“Production on a bigger scale will be approved after observing how these work,” Salahuddin said.

“This is a limited approval for production and use. We need to see whether the machine is working properly, whether there are any side-effects and whether it can be improved.”

The third stage of the device’s clinical trials began in May at Dhaka Medical College Hospital.

At that time, BUET in a statement said the device could be used as an alternative to high-flow nasal cannula subject to approval from proper authorities and advice from doctors if the third stage trials were successful.

The C-PAP ventilator, named Oxyjet, has been developed by Meemnur Rashid, Kawsar Ahmed, Farhan Muhib, Kayser Ahmed and Saidur Rahman at the BUET’s biomedical engineering department under the supervision of Assistant Professor Taufiq Hasan.

Dr Taufiq said, “We've received approval (for use) on a limited scale as we applied on behalf of the university. If it was done under any company, it would have been more. But we preferred applying from the university.”

“We still have to go through some stages. The authorities asked us to continue the trials.”

The easily movable and low-cost ventilator Oxyjet can be used as an alternative to high flow nasal cannula to supply oxygen from cylinders or tanks without power.

In the general beds of hospitals, a patient can be supplied a maximum of 15 litres of oxygen. When more oxygen is needed, patients require high-flow nasal cannula or have to be transferred to intensive care.

The developers of Oxyjet claim the machine can supply 60 litres of high-flow oxygen to a patient in general beds and would cost only between Tk 20,000 and Tk 25,000, whereas high-flow nasal cannulas cost patients from Tk 250,000 to Tk 500,000.

The developers applied for approval after the Bangladesh Medical Research Council gave them the go-ahead to hold late-stage clinical trials after phase one and two trials.

Later, they complained that Oxyjet was not receiving approval due to the complications of DGDA rules and non-cooperation from manufacturing companies.

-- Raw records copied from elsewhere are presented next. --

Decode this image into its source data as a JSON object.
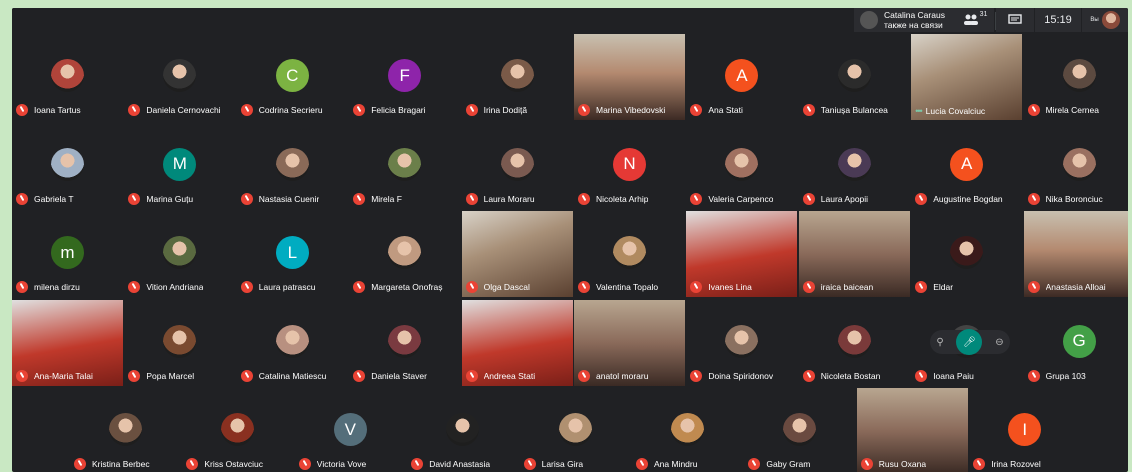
{
  "topbar": {
    "presenter_name": "Catalina Caraus",
    "presenter_status": "также на связи",
    "people_icon": "people-icon",
    "people_count": "31",
    "chat_icon": "chat-icon",
    "time": "15:19",
    "user_label": "Вы"
  },
  "participants": [
    {
      "name": "Ioana Tartus",
      "avatar": "photo",
      "color": "#b0443a"
    },
    {
      "name": "Daniela Cernovachi",
      "avatar": "photo",
      "color": "#333333"
    },
    {
      "name": "Codrina Secrieru",
      "avatar": "letter",
      "letter": "C",
      "color": "#7cb342"
    },
    {
      "name": "Felicia Bragari",
      "avatar": "letter",
      "letter": "F",
      "color": "#8e24aa"
    },
    {
      "name": "Irina Dodiță",
      "avatar": "photo",
      "color": "#7a5a48"
    },
    {
      "name": "Marina Vibedovski",
      "avatar": "video"
    },
    {
      "name": "Ana Stati",
      "avatar": "letter",
      "letter": "A",
      "color": "#f4511e"
    },
    {
      "name": "Taniușa Bulancea",
      "avatar": "photo",
      "color": "#2b2b2b"
    },
    {
      "name": "Lucia Covalciuc",
      "avatar": "video",
      "speaking": true
    },
    {
      "name": "Mirela Cernea",
      "avatar": "photo",
      "color": "#5c4a40"
    },
    {
      "name": "Gabriela T",
      "avatar": "photo",
      "color": "#9fb0c4"
    },
    {
      "name": "Marina Guțu",
      "avatar": "letter",
      "letter": "M",
      "color": "#00897b"
    },
    {
      "name": "Nastasia Cuenir",
      "avatar": "photo",
      "color": "#8a6a58"
    },
    {
      "name": "Mirela F",
      "avatar": "photo",
      "color": "#6b7f4a"
    },
    {
      "name": "Laura Moraru",
      "avatar": "photo",
      "color": "#7a5a50"
    },
    {
      "name": "Nicoleta Arhip",
      "avatar": "letter",
      "letter": "N",
      "color": "#e53935"
    },
    {
      "name": "Valeria Carpenco",
      "avatar": "photo",
      "color": "#a07060"
    },
    {
      "name": "Laura Apopii",
      "avatar": "photo",
      "color": "#4a3a55"
    },
    {
      "name": "Augustine Bogdan",
      "avatar": "letter",
      "letter": "A",
      "color": "#f4511e"
    },
    {
      "name": "Nika Boronciuc",
      "avatar": "photo",
      "color": "#9a7060"
    },
    {
      "name": "milena dirzu",
      "avatar": "letter",
      "letter": "m",
      "color": "#33691e"
    },
    {
      "name": "Vition Andriana",
      "avatar": "photo",
      "color": "#5a6a40"
    },
    {
      "name": "Laura patrascu",
      "avatar": "letter",
      "letter": "L",
      "color": "#00acc1"
    },
    {
      "name": "Margareta Onofraș",
      "avatar": "photo",
      "color": "#c09a80"
    },
    {
      "name": "Olga Dascal",
      "avatar": "video"
    },
    {
      "name": "Valentina Topalo",
      "avatar": "photo",
      "color": "#b08a60"
    },
    {
      "name": "Ivanes Lina",
      "avatar": "video"
    },
    {
      "name": "iraica baicean",
      "avatar": "video"
    },
    {
      "name": "Eldar",
      "avatar": "photo",
      "color": "#3a1a1a"
    },
    {
      "name": "Anastasia Alloai",
      "avatar": "video"
    },
    {
      "name": "Ana-Maria Talai",
      "avatar": "video"
    },
    {
      "name": "Popa Marcel",
      "avatar": "photo",
      "color": "#7a4a30"
    },
    {
      "name": "Catalina Matiescu",
      "avatar": "photo",
      "color": "#b89080"
    },
    {
      "name": "Daniela Staver",
      "avatar": "photo",
      "color": "#7a3a40"
    },
    {
      "name": "Andreea Stati",
      "avatar": "video"
    },
    {
      "name": "anatol moraru",
      "avatar": "video"
    },
    {
      "name": "Doina Spiridonov",
      "avatar": "photo",
      "color": "#8a7060"
    },
    {
      "name": "Nicoleta Bostan",
      "avatar": "photo",
      "color": "#7a3a3a"
    },
    {
      "name": "Ioana Paiu",
      "avatar": "photo",
      "color": "#444444"
    },
    {
      "name": "Grupa 103",
      "avatar": "letter",
      "letter": "G",
      "color": "#43a047"
    },
    {
      "name": "Kristina Berbec",
      "avatar": "photo",
      "color": "#6a5040"
    },
    {
      "name": "Kriss Ostavciuc",
      "avatar": "photo",
      "color": "#8a3020"
    },
    {
      "name": "Victoria Vove",
      "avatar": "letter",
      "letter": "V",
      "color": "#546e7a"
    },
    {
      "name": "David Anastasia",
      "avatar": "photo",
      "color": "#222222"
    },
    {
      "name": "Larisa Gira",
      "avatar": "photo",
      "color": "#b09070"
    },
    {
      "name": "Ana Mindru",
      "avatar": "photo",
      "color": "#c08a50"
    },
    {
      "name": "Gaby Gram",
      "avatar": "photo",
      "color": "#6a4a40"
    },
    {
      "name": "Rusu Oxana",
      "avatar": "video"
    },
    {
      "name": "Irina Rozovel",
      "avatar": "letter",
      "letter": "I",
      "color": "#f4511e"
    }
  ]
}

The High Court asked to prod Prime Minister Sheikh Hasina for the device’s approval after Supreme Court lawyer Aneek R Haque brought the issue to the court’s attention.